Task requirements
Look through the records and copy each line that has "while" in it.

Material provided
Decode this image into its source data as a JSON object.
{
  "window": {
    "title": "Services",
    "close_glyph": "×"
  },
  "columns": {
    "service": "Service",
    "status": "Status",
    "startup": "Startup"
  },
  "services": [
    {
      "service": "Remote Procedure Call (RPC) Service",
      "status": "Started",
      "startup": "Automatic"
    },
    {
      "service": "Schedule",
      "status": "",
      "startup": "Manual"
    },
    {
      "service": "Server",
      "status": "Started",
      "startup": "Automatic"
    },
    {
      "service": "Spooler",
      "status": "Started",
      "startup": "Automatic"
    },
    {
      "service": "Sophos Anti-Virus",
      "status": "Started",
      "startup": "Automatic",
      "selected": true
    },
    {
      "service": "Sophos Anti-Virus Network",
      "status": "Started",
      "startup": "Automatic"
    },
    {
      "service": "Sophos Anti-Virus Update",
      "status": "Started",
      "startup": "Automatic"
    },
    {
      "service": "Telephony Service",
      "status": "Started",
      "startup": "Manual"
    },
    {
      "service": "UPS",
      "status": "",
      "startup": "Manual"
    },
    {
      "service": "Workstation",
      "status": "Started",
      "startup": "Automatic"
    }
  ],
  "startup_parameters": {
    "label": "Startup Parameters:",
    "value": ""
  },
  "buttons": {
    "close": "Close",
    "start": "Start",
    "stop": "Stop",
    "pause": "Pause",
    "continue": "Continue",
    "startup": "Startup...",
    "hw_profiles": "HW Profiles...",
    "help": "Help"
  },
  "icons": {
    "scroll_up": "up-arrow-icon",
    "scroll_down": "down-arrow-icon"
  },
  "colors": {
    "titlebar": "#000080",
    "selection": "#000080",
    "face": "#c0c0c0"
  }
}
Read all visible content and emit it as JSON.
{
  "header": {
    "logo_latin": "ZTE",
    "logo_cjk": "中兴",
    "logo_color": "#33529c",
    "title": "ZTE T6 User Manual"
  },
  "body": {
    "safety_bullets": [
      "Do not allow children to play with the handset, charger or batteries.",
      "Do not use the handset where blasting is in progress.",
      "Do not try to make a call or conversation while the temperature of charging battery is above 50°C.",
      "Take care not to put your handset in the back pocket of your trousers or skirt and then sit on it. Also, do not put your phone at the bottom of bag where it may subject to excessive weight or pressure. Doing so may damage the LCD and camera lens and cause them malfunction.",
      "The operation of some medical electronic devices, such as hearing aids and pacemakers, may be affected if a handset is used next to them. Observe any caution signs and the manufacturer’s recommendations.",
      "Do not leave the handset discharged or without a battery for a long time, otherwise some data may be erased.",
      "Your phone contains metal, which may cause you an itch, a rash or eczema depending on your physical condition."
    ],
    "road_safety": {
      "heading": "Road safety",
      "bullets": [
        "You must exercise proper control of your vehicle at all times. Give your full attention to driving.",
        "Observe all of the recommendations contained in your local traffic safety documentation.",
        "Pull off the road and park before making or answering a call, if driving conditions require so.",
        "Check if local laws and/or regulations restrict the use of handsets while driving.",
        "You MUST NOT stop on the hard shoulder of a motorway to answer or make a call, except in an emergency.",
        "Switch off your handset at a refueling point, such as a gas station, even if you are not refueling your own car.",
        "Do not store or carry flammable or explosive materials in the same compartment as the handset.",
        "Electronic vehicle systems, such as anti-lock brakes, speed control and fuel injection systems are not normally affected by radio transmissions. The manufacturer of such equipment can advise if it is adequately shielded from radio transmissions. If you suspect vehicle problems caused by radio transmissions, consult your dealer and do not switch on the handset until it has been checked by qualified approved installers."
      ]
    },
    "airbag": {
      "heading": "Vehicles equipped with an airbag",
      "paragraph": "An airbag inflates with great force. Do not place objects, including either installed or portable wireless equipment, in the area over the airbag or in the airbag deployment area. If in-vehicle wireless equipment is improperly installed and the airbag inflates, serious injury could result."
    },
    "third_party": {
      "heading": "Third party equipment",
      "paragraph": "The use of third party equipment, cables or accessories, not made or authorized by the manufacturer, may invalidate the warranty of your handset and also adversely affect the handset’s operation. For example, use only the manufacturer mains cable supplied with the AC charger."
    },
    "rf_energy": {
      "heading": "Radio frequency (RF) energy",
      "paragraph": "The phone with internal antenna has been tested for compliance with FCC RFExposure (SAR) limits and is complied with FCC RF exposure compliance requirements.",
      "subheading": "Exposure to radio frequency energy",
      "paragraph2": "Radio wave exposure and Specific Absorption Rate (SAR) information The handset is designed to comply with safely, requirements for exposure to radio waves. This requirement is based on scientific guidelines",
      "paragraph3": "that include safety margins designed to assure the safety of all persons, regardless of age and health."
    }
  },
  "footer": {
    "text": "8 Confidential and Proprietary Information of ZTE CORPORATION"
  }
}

Response for this exercise
      "Do not try to make a call or conversation while the temperature of charging battery is above 50°C.",
        "Check if local laws and/or regulations restrict the use of handsets while driving.",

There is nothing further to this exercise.